Jonathan Roth was a man in despair. For as long as he could remember, things hadn’t worked out for him. For starters, he was born into poverty, and not long after his twelfth birthday, his father succumbed to illness. After that, he fell in with the wrong crowd in an attempt to ease the financial burden at home.
But then came the big blow. He was caught selling drugs, and was sentenced to ten years in prison.
Life behind bars was difficult, to say the least. He couldn’t bear not being able to make life’s simple choices. Worst of all, he was weighed down by feelings of blame and resentment towards himself over his errors. Not a day went by without him mentally replaying his previous mistakes. He was nearing his wits’ end, when he was unexpectedly given a new lease on life.
One weekend, an organization that services the needs of Jewish inmates organized an extended Torah study retreat in Crown Heights for Jews in federal prisons. The program included participation in the Lubavitcher Rebbe’s farbrengen (public gathering) on a Shabbat afternoon.
Something about the Rebbe’s manner intrigued him, and he listened carefully to the talk being given on the Torah portion of the week.
“There is something unfair about the punishment meted out to the supporters of the biblical spies sent by Moses to scout out the land of Canaan,” the Rebbe was saying.
“Granted, they had sinned by expressing disinterest in ascending to Canaan, and consequently were destined to die without setting foot there. But why weren’t they brought to the border of the desert to live out the rest of their lives in one location? Why were they made to travel for forty years, and live a taxing life of transience and upheaval?”
The Rebbe continued by quoting the Midrash that teaches that wherever the Israelites traveled, they converted the physical ground upon which they trod. Greenery and vegetation replaced the barren and arid Sinai terrain.
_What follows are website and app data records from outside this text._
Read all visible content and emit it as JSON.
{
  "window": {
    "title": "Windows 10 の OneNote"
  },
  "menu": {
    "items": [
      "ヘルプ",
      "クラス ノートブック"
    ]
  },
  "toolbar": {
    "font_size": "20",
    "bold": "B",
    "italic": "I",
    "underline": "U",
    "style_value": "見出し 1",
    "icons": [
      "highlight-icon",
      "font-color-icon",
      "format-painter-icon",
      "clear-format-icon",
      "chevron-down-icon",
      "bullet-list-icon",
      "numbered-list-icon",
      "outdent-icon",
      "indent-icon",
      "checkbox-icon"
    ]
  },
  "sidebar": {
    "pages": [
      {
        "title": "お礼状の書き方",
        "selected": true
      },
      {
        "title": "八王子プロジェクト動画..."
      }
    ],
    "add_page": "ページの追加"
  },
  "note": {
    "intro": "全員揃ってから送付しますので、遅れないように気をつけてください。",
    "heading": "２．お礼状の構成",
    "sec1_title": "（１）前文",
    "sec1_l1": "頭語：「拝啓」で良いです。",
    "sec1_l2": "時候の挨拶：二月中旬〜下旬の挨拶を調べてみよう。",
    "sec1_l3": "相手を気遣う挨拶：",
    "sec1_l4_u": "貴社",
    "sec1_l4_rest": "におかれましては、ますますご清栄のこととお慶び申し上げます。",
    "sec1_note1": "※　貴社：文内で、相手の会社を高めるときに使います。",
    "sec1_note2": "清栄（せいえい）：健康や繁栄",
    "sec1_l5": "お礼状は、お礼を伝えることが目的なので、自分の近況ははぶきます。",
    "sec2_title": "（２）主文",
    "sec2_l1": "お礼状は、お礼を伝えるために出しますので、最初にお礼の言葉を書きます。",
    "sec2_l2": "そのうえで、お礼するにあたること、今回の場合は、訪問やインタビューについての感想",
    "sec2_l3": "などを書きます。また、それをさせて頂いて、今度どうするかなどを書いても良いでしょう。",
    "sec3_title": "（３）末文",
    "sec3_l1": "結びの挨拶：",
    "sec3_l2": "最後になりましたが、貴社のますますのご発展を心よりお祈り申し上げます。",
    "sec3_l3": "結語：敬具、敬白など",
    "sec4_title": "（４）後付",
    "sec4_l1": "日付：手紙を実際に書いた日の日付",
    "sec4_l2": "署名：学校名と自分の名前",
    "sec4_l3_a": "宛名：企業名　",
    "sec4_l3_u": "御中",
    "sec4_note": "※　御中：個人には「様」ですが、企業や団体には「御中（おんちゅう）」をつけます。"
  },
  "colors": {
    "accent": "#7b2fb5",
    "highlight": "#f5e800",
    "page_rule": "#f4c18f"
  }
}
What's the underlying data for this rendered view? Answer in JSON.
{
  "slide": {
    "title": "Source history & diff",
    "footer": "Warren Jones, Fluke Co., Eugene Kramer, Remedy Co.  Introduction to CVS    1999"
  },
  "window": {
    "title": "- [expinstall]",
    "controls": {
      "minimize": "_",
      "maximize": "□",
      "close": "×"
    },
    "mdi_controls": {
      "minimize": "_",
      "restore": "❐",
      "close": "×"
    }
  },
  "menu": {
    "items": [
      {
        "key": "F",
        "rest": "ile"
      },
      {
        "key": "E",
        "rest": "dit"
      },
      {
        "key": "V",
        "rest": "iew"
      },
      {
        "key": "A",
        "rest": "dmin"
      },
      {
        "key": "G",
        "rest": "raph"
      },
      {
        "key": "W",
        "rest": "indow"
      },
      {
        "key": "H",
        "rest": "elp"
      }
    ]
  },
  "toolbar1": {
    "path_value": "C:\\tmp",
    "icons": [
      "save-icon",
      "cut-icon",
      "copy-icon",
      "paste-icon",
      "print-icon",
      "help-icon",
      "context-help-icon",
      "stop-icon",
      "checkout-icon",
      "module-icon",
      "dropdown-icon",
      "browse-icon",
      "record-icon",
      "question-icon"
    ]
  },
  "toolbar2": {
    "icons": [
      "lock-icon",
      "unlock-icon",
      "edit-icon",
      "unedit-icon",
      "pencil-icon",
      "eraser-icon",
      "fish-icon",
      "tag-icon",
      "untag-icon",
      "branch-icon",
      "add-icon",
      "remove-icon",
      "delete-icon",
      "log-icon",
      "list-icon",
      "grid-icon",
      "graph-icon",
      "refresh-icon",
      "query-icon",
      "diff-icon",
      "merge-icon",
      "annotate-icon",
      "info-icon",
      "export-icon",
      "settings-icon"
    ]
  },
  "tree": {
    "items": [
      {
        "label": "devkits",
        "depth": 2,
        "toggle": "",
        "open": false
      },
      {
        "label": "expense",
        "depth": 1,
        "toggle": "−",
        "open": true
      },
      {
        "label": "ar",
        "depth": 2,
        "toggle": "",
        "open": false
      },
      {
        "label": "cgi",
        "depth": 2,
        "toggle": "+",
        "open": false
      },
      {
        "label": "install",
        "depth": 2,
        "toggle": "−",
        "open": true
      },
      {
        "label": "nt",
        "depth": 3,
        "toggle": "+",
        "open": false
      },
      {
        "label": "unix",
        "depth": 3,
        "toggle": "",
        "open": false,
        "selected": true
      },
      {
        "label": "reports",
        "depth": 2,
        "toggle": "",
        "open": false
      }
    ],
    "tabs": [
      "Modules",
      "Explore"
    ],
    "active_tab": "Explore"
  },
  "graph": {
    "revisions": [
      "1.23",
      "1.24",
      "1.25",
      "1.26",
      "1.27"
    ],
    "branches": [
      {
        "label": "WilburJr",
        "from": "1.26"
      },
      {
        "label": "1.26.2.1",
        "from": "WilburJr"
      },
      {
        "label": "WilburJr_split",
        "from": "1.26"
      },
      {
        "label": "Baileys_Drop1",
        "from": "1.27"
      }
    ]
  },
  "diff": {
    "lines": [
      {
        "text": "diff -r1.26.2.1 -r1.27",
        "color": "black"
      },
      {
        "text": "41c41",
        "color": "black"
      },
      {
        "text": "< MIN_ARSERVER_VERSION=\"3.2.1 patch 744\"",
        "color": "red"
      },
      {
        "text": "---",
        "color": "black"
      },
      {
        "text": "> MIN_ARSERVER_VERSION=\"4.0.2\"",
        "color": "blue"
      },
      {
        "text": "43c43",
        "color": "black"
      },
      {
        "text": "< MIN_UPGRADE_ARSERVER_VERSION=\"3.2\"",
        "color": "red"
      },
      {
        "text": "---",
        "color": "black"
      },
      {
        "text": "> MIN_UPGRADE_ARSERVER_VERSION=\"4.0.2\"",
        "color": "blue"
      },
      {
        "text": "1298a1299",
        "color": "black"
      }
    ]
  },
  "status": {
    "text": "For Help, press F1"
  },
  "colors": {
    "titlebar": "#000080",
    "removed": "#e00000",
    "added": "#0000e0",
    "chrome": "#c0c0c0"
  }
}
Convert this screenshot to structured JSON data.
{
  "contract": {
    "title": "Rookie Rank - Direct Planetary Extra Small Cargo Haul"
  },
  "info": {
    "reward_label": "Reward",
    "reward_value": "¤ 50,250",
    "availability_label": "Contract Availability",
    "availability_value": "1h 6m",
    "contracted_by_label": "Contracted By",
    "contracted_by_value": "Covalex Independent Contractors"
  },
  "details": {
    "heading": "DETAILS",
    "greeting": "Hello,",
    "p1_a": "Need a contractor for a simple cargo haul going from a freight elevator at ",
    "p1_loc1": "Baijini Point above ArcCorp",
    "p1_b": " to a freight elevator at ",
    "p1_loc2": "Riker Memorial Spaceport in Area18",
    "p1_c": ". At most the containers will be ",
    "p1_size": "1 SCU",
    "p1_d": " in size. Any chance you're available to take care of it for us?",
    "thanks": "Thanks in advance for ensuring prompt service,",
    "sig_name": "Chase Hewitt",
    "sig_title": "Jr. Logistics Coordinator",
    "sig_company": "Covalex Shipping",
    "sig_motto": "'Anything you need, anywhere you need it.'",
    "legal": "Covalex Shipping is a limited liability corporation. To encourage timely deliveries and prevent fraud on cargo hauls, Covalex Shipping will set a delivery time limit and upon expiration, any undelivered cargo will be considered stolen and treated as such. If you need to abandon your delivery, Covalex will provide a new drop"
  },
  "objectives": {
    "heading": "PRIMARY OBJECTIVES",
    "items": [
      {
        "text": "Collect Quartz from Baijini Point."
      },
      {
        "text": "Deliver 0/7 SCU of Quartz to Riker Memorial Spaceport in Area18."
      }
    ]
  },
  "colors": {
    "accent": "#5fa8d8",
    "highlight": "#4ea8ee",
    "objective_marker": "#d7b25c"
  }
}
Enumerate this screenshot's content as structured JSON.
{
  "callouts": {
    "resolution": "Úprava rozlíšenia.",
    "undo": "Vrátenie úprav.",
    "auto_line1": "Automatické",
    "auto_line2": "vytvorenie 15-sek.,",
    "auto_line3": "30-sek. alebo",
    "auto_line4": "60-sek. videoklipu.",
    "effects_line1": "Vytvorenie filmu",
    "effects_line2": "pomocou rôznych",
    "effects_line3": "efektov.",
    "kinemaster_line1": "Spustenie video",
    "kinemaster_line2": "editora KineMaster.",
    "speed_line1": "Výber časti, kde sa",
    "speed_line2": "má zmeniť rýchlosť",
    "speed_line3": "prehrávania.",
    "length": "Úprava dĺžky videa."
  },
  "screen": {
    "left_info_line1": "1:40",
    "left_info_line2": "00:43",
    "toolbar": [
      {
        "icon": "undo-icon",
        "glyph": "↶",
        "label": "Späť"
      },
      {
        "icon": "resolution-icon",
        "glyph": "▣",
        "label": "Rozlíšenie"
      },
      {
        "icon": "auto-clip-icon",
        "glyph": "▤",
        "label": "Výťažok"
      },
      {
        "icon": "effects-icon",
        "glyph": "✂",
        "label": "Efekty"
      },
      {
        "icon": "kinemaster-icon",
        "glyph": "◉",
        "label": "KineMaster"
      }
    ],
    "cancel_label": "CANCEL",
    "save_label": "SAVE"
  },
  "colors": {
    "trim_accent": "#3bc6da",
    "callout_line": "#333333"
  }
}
Wherever they went, they made inroads of civilization in an otherwise uninhabitable wilderness.
“So, theirs was a trek of positive transformation, not just meaningless and unnecessary travel from one place to the next. Hence their extended journey wasn’t only a punishment, but was also a privilege.”
The Rebbe’s next words grabbed him.
“How is this ancient story relevant today? A person can find himself stuck in a virtual desert, a place on the map or in his psyche that doesn’t seem civilized, where he feels unable to be true to himself or to express himself freely. Why is he there—just because of bad luck or foolish errors?
“Take, for example, the situation of a prisoner. Why is he behind bars? It can’t be just because he committed a crime. After all, many free people commit the same crime! They weren’t caught, you say? So why was he caught? Not only because he is a shlemazel . . .
“You see, if there is one place on earth that is most unG‑dly, it is prison. In prison a person is stripped of that which makes him uniquely human: his freedom. For this reason, there is no punishment of jail in Jewish law.
“But there are certain souls which, becuse of their potency, were handpicked by Providence to enter the spiritual wilderness that is incarceration, and transform it through meaning and spiritual creativity. Few people can achieve the inner freedom necessary to survive, and even thrive, in a prison environment.
“And it is these elevated souls that end up ‘doing time.’
“Now, it’s true that these people have committed crimes, and must be held accountable for their actions. But like the ancient spies, their mistakes only superficially account for their predicament. Besides, we have the right to wonder why certain people and not others are born into dire circumstances, or with immoral tendencies which lead them down destructive paths.
“But the idea here is that, ironically, immoral impulses allude to unique spiritual powers. In the words of the Talmud: ‘The greater one is, the stronger is his evil inclination.’ Another relevant Talmudic statement: ‘G‑d doesn’t give his creations challenges they cannot overcome.’
“As it turns out, then, the people in jail are not the dregs of society, but have the potential to be its most far-reaching members!”
Needless to say, Jonathan’s life turned around. For the first time in his life, rather than seeing himself as a victim, he began to see himself as someone who possessed a unique destiny few are chosen for. A fate which others naturally curse, he came to view as a source of blessing.
What’s in it for me?
In the counterintuitive worldview of Judaism, moral and religious crises are an indicator not of weakness, but of strength.
And the script of life and history is a coauthorship between the divine and man, between the laser-precision of Providence and the folly of human mistakes.
We are all on a journey through our personal deserts, each of us equipped with the tailor-made gear—circumstances, impulses, and talents—that enables us to make flowers out of sand, establish life where death once reigned, and bring meaning to the random and mundane.
Based on Likkutei Sichot, vol. 13, pp. 16–19, and a talk of the Rebbe in 5745.